• **AIM OF THE EXERCISE**:
Please write every entry out again, exactly as it reads below.

• **DATA**:
BEGIN
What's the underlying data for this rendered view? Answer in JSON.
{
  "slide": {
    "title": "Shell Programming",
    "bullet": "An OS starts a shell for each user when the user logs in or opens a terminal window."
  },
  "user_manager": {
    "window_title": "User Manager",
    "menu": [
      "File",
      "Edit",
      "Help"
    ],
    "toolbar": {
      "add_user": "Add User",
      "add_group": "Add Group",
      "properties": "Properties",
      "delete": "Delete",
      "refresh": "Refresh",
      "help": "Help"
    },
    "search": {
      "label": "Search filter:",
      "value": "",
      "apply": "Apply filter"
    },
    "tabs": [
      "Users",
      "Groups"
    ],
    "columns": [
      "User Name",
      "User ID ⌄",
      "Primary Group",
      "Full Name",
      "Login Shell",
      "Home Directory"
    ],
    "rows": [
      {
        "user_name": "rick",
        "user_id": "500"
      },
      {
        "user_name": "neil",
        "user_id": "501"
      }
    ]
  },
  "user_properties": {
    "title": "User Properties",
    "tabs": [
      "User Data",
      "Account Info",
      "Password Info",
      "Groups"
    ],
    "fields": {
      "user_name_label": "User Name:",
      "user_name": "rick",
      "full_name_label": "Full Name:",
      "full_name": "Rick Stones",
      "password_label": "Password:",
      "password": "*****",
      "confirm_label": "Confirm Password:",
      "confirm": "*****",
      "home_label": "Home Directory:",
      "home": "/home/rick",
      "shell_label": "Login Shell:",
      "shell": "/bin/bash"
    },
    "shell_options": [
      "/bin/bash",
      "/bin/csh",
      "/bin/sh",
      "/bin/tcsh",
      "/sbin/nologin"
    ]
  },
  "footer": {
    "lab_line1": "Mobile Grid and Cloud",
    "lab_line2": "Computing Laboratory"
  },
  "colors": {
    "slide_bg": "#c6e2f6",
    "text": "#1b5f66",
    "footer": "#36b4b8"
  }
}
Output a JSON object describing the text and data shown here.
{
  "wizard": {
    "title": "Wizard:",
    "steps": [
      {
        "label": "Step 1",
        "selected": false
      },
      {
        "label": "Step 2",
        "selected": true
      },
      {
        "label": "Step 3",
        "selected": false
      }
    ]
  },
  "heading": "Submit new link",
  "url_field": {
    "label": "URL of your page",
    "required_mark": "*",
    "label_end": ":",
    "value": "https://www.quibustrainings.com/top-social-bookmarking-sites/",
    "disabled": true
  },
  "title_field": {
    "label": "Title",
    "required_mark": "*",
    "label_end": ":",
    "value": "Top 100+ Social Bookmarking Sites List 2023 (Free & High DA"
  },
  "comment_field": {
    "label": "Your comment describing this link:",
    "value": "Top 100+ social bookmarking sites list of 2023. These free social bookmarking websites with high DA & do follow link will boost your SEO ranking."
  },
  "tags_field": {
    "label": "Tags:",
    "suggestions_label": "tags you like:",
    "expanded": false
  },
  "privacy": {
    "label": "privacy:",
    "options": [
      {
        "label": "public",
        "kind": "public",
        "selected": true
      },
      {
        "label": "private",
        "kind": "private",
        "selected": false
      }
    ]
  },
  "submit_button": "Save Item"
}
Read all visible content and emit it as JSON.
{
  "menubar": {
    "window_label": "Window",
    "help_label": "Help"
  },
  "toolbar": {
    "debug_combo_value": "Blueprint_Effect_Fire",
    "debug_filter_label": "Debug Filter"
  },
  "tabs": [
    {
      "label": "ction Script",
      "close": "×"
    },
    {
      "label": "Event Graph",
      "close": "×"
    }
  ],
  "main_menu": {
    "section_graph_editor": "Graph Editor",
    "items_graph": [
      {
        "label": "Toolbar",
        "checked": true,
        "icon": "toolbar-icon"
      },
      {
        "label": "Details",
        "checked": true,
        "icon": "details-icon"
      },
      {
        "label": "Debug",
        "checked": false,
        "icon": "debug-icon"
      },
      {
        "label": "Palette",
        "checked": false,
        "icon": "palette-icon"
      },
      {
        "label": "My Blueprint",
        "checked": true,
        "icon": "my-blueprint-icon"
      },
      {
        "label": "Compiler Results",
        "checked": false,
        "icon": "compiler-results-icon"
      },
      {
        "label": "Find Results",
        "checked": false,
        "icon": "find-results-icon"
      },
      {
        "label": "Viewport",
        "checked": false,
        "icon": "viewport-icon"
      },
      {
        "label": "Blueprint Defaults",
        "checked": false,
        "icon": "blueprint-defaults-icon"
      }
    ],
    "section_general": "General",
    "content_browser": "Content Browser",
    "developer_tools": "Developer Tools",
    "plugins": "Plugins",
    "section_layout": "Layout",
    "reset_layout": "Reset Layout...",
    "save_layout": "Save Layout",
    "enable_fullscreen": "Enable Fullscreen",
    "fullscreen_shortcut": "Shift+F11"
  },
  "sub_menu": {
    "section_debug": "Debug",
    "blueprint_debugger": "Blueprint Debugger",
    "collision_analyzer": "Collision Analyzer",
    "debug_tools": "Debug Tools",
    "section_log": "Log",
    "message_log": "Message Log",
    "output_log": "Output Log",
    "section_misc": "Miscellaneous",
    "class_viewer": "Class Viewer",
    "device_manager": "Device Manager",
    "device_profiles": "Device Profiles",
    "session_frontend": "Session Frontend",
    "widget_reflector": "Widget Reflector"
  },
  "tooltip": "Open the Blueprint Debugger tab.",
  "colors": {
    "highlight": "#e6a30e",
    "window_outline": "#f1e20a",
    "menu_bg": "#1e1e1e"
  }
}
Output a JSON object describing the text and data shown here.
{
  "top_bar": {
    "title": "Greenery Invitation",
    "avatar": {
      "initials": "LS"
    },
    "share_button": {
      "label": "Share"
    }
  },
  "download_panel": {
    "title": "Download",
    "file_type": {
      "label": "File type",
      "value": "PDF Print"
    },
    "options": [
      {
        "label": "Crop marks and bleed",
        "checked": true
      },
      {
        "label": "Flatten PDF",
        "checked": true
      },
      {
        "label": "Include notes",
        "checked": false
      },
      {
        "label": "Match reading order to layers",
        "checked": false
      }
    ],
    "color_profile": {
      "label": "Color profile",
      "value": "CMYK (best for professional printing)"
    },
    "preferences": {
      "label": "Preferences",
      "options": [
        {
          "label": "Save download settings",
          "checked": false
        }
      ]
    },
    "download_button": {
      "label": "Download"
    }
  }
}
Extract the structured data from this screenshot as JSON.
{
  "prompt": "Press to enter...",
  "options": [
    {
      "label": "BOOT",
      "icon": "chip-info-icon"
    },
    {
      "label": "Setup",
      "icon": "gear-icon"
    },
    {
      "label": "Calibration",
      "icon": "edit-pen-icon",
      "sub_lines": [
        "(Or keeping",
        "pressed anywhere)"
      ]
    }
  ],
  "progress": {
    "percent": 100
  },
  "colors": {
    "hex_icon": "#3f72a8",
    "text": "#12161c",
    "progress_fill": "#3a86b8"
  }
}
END
• **REPLY TO THE EXERCISE**:
What's the underlying data for this rendered view? Answer in JSON.
{
  "slide": {
    "title": "Shell Programming",
    "bullet": "An OS starts a shell for each user when the user logs in or opens a terminal window."
  },
  "user_manager": {
    "window_title": "User Manager",
    "menu": [
      "File",
      "Edit",
      "Help"
    ],
    "toolbar": {
      "add_user": "Add User",
      "add_group": "Add Group",
      "properties": "Properties",
      "delete": "Delete",
      "refresh": "Refresh",
      "help": "Help"
    },
    "search": {
      "label": "Search filter:",
      "value": "",
      "apply": "Apply filter"
    },
    "tabs": [
      "Users",
      "Groups"
    ],
    "columns": [
      "User Name",
      "User ID ⌄",
      "Primary Group",
      "Full Name",
      "Login Shell",
      "Home Directory"
    ],
    "rows": [
      {
        "user_name": "rick",
        "user_id": "500"
      },
      {
        "user_name": "neil",
        "user_id": "501"
      }
    ]
  },
  "user_properties": {
    "title": "User Properties",
    "tabs": [
      "User Data",
      "Account Info",
      "Password Info",
      "Groups"
    ],
    "fields": {
      "user_name_label": "User Name:",
      "user_name": "rick",
      "full_name_label": "Full Name:",
      "full_name": "Rick Stones",
      "password_label": "Password:",
      "password": "*****",
      "confirm_label": "Confirm Password:",
      "confirm": "*****",
      "home_label": "Home Directory:",
      "home": "/home/rick",
      "shell_label": "Login Shell:",
      "shell": "/bin/bash"
    },
    "shell_options": [
      "/bin/bash",
      "/bin/csh",
      "/bin/sh",
      "/bin/tcsh",
      "/sbin/nologin"
    ]
  },
  "footer": {
    "lab_line1": "Mobile Grid and Cloud",
    "lab_line2": "Computing Laboratory"
  },
  "colors": {
    "slide_bg": "#c6e2f6",
    "text": "#1b5f66",
    "footer": "#36b4b8"
  }
}
Output a JSON object describing the text and data shown here.
{
  "wizard": {
    "title": "Wizard:",
    "steps": [
      {
        "label": "Step 1",
        "selected": false
      },
      {
        "label": "Step 2",
        "selected": true
      },
      {
        "label": "Step 3",
        "selected": false
      }
    ]
  },
  "heading": "Submit new link",
  "url_field": {
    "label": "URL of your page",
    "required_mark": "*",
    "label_end": ":",
    "value": "https://www.quibustrainings.com/top-social-bookmarking-sites/",
    "disabled": true
  },
  "title_field": {
    "label": "Title",
    "required_mark": "*",
    "label_end": ":",
    "value": "Top 100+ Social Bookmarking Sites List 2023 (Free & High DA"
  },
  "comment_field": {
    "label": "Your comment describing this link:",
    "value": "Top 100+ social bookmarking sites list of 2023. These free social bookmarking websites with high DA & do follow link will boost your SEO ranking."
  },
  "tags_field": {
    "label": "Tags:",
    "suggestions_label": "tags you like:",
    "expanded": false
  },
  "privacy": {
    "label": "privacy:",
    "options": [
      {
        "label": "public",
        "kind": "public",
        "selected": true
      },
      {
        "label": "private",
        "kind": "private",
        "selected": false
      }
    ]
  },
  "submit_button": "Save Item"
}
Read all visible content and emit it as JSON.
{
  "menubar": {
    "window_label": "Window",
    "help_label": "Help"
  },
  "toolbar": {
    "debug_combo_value": "Blueprint_Effect_Fire",
    "debug_filter_label": "Debug Filter"
  },
  "tabs": [
    {
      "label": "ction Script",
      "close": "×"
    },
    {
      "label": "Event Graph",
      "close": "×"
    }
  ],
  "main_menu": {
    "section_graph_editor": "Graph Editor",
    "items_graph": [
      {
        "label": "Toolbar",
        "checked": true,
        "icon": "toolbar-icon"
      },
      {
        "label": "Details",
        "checked": true,
        "icon": "details-icon"
      },
      {
        "label": "Debug",
        "checked": false,
        "icon": "debug-icon"
      },
      {
        "label": "Palette",
        "checked": false,
        "icon": "palette-icon"
      },
      {
        "label": "My Blueprint",
        "checked": true,
        "icon": "my-blueprint-icon"
      },
      {
        "label": "Compiler Results",
        "checked": false,
        "icon": "compiler-results-icon"
      },
      {
        "label": "Find Results",
        "checked": false,
        "icon": "find-results-icon"
      },
      {
        "label": "Viewport",
        "checked": false,
        "icon": "viewport-icon"
      },
      {
        "label": "Blueprint Defaults",
        "checked": false,
        "icon": "blueprint-defaults-icon"
      }
    ],
    "section_general": "General",
    "content_browser": "Content Browser",
    "developer_tools": "Developer Tools",
    "plugins": "Plugins",
    "section_layout": "Layout",
    "reset_layout": "Reset Layout...",
    "save_layout": "Save Layout",
    "enable_fullscreen": "Enable Fullscreen",
    "fullscreen_shortcut": "Shift+F11"
  },
  "sub_menu": {
    "section_debug": "Debug",
    "blueprint_debugger": "Blueprint Debugger",
    "collision_analyzer": "Collision Analyzer",
    "debug_tools": "Debug Tools",
    "section_log": "Log",
    "message_log": "Message Log",
    "output_log": "Output Log",
    "section_misc": "Miscellaneous",
    "class_viewer": "Class Viewer",
    "device_manager": "Device Manager",
    "device_profiles": "Device Profiles",
    "session_frontend": "Session Frontend",
    "widget_reflector": "Widget Reflector"
  },
  "tooltip": "Open the Blueprint Debugger tab.",
  "colors": {
    "highlight": "#e6a30e",
    "window_outline": "#f1e20a",
    "menu_bg": "#1e1e1e"
  }
}
Output a JSON object describing the text and data shown here.
{
  "top_bar": {
    "title": "Greenery Invitation",
    "avatar": {
      "initials": "LS"
    },
    "share_button": {
      "label": "Share"
    }
  },
  "download_panel": {
    "title": "Download",
    "file_type": {
      "label": "File type",
      "value": "PDF Print"
    },
    "options": [
      {
        "label": "Crop marks and bleed",
        "checked": true
      },
      {
        "label": "Flatten PDF",
        "checked": true
      },
      {
        "label": "Include notes",
        "checked": false
      },
      {
        "label": "Match reading order to layers",
        "checked": false
      }
    ],
    "color_profile": {
      "label": "Color profile",
      "value": "CMYK (best for professional printing)"
    },
    "preferences": {
      "label": "Preferences",
      "options": [
        {
          "label": "Save download settings",
          "checked": false
        }
      ]
    },
    "download_button": {
      "label": "Download"
    }
  }
}
Extract the structured data from this screenshot as JSON.
{
  "prompt": "Press to enter...",
  "options": [
    {
      "label": "BOOT",
      "icon": "chip-info-icon"
    },
    {
      "label": "Setup",
      "icon": "gear-icon"
    },
    {
      "label": "Calibration",
      "icon": "edit-pen-icon",
      "sub_lines": [
        "(Or keeping",
        "pressed anywhere)"
      ]
    }
  ],
  "progress": {
    "percent": 100
  },
  "colors": {
    "hex_icon": "#3f72a8",
    "text": "#12161c",
    "progress_fill": "#3a86b8"
  }
}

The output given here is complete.